Jinga prawns are not as readily available as the greasyback or the middle prawns. I spotted them at the Ghim Moh wet market. The fish monger told me that they are found mainly in brackish water.
Unlike the greasyback and the middle prawns, these Jinga prawns are greyish in colour. I have only come across them once so I am not sure if that is their usual colour or if there are others that come in shades of brown.
Male Jinga (M affinis)
Unlike a lot of the other prawns which I have featured so far, the male and female Jinga actually looks quite different. The male Jinga as a distinctive head that makes it look as if it has a neck just behind the rostrum.
In terms of taste, I haven’t tasted them enough to tell you if they are really superior, but they are quite similar to the other Sua Lor.
Common name: Western King Prawn
Local name: Sua Beh 沙马, (Sand horse) Lum Bueh 蓝尾 (blue tail)
One of the most handsome looking prawns that you can buy from the wet markets are the Western King Prawn which are fished off our local waters. Like the Sua Lor, they are taken from the sandy bottoms hence their local name, Sua Beh 沙马 (Sand horse) However, they don’t have the hard and rough shell of the Sua Lor. They are more flavourful than Ang Kahs but not as much as the Sua Lor and the meat is bouncy, although not as much as the Ang Kah.
Thelycum of Western King Prawn
King prawns are not called “King” because of their size. They are usually middle sized prawns although sometimes you may come across pretty large specimens.
Bright blue tips of the tail of the Western King.
They are easily recognized by the four or five red spots on their abdomen and the beautiful iridescent blue tips on the tail. Both the Western King and the Middle Prawns are called Lum Bueh 蓝尾 at the market, but one can easily tell them apart. The blue tips of the Western King are bright blue while those of the Middle Prawn are a dull blue.
Common name: Red Spot King Prawn
Local name: Sua Beh 沙马, Lum Bueh 蓝尾 (blue tail)
Occasionally, one might find the Red Spot King prawn amongst the Western Kings. These prawns have only one large red spot on the 3rd segment of its abdomen. They are differentiated from the Western kings by their sexual organs and also by the grooves on the carapace. Tastewise, they are similar to the Western Kings, so accurate identification is only academic.
King prawns are very versatile and are excellent for BBQ, steaming or tempura. I have included a unique Keropok Prawns recipe in the video below using some large Western King Prawns which I bought from Lor Ah Soo market. I substituted breadcrumbs with crushed prawn keropok because I wanted to add the prawny flavour of the shell back onto the prawn.

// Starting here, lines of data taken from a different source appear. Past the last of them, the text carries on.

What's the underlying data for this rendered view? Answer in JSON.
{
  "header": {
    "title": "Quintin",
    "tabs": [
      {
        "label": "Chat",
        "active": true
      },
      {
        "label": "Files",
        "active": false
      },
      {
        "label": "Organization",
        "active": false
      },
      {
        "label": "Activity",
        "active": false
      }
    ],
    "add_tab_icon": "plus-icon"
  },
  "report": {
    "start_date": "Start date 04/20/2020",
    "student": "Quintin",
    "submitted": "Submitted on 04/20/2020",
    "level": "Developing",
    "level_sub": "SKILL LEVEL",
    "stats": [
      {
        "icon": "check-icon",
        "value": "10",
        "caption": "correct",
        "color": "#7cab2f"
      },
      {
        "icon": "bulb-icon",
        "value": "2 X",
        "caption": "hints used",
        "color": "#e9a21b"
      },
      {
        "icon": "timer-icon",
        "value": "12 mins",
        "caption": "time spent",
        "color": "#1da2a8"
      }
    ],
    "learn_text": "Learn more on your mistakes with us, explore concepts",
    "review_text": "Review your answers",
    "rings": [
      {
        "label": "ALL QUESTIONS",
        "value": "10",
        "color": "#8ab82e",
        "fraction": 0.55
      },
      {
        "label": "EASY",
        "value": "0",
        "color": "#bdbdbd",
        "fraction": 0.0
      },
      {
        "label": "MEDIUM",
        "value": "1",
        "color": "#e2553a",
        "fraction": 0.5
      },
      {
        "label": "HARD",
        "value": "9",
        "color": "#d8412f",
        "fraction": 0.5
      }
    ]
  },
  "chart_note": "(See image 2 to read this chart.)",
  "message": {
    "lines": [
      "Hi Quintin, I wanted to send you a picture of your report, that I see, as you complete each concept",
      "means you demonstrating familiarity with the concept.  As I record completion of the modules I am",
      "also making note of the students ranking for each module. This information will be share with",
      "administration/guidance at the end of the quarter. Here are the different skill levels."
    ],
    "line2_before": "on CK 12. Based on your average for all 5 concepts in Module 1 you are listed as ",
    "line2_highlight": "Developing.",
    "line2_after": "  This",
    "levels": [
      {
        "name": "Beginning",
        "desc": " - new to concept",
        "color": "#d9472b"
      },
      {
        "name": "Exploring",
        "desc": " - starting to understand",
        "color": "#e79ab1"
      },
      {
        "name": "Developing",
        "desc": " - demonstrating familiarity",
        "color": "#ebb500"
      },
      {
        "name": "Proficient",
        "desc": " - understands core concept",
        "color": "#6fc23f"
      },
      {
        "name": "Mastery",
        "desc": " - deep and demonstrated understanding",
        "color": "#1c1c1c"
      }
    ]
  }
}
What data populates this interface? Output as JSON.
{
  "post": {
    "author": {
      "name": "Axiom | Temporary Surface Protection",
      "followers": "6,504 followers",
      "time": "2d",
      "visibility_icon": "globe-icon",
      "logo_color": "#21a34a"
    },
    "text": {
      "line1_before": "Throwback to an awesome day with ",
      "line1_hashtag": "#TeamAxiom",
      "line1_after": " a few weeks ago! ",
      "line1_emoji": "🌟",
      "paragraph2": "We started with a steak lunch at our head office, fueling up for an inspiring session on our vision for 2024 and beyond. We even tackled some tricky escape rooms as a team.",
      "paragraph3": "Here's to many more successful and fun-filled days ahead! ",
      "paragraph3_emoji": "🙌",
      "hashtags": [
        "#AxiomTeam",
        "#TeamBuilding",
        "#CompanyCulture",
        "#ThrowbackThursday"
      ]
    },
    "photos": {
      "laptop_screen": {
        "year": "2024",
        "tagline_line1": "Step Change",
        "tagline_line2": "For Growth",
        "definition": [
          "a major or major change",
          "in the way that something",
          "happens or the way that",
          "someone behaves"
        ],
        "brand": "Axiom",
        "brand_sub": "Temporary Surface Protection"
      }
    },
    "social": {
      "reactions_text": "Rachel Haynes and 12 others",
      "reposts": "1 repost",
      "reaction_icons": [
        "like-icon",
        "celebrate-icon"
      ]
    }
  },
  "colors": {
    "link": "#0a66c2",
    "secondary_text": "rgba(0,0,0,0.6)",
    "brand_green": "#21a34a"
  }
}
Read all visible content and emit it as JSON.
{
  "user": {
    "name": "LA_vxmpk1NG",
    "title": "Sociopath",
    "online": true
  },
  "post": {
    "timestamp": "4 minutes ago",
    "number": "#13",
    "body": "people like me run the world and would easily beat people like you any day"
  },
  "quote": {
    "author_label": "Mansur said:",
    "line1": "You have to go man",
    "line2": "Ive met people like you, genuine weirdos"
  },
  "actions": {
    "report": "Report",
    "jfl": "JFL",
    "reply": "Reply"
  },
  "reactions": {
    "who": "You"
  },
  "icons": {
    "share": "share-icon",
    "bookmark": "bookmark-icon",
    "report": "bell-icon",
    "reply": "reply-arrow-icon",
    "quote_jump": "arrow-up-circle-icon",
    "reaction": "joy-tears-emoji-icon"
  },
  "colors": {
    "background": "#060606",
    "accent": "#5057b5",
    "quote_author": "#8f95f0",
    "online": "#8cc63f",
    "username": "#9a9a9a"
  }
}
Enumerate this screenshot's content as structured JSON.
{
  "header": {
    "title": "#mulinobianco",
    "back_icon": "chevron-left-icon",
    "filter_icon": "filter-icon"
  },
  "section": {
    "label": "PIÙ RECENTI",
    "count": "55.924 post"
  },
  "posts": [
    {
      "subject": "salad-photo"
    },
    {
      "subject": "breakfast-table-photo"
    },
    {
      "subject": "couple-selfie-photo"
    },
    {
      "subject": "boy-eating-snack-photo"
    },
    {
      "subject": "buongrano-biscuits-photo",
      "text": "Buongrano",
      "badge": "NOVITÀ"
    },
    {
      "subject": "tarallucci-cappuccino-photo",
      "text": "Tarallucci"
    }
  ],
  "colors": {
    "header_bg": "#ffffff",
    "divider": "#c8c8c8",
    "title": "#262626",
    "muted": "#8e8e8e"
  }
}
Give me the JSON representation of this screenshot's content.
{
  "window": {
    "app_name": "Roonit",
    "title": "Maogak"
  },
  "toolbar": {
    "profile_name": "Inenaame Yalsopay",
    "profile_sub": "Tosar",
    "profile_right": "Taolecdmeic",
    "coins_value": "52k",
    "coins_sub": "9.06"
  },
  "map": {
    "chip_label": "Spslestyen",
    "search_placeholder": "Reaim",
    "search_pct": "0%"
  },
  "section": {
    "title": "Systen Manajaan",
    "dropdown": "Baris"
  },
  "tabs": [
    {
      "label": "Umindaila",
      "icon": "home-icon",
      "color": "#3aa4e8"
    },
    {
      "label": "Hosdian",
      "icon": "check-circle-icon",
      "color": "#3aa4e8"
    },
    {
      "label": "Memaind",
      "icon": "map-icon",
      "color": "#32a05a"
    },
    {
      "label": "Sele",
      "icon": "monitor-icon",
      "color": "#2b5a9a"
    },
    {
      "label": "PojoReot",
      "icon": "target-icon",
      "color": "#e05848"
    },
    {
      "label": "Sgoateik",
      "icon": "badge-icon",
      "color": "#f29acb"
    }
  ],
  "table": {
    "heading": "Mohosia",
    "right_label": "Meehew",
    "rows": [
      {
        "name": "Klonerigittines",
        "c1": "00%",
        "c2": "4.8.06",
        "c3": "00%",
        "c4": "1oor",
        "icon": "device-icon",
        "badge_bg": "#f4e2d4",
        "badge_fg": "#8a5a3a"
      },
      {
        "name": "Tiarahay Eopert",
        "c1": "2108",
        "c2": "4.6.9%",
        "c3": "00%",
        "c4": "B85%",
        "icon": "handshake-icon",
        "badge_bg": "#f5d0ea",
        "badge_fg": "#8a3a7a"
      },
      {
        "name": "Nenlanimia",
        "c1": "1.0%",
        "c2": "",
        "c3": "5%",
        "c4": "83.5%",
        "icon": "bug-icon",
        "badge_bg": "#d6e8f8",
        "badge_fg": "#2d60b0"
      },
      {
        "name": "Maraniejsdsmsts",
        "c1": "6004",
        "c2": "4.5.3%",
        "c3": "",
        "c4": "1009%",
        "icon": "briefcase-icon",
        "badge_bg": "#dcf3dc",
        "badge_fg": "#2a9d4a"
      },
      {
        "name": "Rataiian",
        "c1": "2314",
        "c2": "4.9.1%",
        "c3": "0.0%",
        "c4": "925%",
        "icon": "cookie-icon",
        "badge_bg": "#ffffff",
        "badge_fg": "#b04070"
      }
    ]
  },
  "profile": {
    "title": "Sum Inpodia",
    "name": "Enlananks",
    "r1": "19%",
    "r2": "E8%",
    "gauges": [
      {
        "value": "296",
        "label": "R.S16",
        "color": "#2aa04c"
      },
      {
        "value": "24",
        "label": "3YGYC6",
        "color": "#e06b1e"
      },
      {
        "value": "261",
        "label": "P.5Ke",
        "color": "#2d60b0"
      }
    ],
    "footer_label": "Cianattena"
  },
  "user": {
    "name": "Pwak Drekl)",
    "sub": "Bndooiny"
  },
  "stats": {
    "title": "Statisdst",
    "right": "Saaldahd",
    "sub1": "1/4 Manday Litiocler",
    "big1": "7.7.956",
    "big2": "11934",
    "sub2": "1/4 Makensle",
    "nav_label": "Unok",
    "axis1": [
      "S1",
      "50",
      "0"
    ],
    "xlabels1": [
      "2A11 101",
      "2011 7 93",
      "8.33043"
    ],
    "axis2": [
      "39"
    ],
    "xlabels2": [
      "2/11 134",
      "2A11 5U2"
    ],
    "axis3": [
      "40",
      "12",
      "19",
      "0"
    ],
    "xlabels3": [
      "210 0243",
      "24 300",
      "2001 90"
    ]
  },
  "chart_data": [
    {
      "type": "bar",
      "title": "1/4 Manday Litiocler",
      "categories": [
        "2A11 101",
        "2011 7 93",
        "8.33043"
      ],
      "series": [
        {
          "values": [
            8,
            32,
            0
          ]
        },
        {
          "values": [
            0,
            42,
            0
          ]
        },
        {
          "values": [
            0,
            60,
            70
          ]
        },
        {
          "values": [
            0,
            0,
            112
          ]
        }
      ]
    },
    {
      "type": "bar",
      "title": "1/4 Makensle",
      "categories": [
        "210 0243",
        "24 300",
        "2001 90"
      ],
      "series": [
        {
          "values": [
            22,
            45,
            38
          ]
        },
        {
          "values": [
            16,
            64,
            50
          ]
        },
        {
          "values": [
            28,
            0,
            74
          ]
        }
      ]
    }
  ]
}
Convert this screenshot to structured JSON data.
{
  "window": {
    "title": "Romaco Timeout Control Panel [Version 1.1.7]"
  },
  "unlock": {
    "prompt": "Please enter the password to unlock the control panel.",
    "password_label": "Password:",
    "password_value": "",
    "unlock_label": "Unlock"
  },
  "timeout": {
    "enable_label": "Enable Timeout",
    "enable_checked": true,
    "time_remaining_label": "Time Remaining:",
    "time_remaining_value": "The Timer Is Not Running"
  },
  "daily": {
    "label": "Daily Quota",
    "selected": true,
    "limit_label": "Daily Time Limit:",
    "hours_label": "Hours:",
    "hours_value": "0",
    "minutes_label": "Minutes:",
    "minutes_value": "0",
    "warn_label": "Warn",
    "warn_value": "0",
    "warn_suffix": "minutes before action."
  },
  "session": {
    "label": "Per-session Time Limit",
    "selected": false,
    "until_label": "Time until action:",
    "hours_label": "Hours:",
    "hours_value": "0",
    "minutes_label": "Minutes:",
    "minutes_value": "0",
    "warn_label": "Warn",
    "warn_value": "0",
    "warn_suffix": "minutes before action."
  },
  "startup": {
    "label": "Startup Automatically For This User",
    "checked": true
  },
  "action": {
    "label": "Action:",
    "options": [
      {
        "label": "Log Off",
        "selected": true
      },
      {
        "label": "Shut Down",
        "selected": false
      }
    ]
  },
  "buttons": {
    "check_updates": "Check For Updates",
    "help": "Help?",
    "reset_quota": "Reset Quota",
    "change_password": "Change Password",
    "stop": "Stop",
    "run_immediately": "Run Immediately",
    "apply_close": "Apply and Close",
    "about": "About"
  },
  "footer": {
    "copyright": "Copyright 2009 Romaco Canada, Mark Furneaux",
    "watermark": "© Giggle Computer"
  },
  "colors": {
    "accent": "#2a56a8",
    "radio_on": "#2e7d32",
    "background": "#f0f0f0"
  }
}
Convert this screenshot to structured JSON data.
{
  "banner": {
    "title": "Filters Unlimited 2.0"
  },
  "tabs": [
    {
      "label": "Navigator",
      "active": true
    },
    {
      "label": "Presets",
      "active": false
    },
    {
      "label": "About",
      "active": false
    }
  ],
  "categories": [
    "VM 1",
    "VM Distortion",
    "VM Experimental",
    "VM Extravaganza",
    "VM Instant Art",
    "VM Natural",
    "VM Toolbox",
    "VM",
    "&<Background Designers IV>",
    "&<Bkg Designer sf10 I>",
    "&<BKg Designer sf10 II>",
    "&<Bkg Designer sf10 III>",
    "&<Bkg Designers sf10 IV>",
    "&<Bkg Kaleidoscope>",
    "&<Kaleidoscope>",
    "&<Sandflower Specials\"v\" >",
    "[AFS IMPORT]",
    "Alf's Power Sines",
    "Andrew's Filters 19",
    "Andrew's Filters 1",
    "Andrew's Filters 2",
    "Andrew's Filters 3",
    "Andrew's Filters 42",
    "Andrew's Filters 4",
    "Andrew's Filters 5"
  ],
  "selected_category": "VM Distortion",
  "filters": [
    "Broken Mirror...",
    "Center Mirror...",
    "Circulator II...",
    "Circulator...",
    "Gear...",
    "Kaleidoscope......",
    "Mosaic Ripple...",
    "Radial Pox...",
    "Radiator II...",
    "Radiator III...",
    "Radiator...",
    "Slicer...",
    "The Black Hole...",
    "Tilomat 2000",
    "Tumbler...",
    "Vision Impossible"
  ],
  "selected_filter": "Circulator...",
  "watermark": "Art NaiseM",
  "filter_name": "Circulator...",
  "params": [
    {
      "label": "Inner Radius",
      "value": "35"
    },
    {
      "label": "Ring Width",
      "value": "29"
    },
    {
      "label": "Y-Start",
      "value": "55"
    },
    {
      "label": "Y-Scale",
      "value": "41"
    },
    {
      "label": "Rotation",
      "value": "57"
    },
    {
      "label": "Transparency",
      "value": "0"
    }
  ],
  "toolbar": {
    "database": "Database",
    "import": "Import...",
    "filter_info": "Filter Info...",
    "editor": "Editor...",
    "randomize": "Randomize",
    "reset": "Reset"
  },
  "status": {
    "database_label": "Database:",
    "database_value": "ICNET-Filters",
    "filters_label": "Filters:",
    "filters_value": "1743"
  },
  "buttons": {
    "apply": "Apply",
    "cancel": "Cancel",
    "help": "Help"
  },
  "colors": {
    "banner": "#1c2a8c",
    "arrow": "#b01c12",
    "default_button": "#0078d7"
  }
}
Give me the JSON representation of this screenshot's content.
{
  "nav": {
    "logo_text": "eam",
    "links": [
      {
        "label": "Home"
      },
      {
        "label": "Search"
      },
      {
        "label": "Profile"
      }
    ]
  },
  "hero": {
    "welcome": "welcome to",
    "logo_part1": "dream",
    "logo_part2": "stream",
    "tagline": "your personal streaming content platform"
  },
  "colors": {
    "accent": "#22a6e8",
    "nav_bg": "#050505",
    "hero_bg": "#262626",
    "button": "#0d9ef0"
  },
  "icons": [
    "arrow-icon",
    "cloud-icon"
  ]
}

Keropok Prawn recipe
Sua Lors are really tasty prawns which is not too expensive! The only problem is that they turn black really quickly. Western Kings keep better and are some of the most beautiful prawns around. They look fabulous when served as prawns for steamboat with their bright blue tail and red spotted abdomen. These prawns are only available at your local wet market. I seldom see them at the local supermarkets. So do plan a visit soon to your local market and discover the fantastic fresh local seafood there!
Other posts in the series:
I wish to thank the following experts for helping me with the identification of the prawns:
1. Prof Tin Yam Chan, Institute of Marine Biology of the National Taiwan Ocean University
2. Ken Loon, The Naked Finn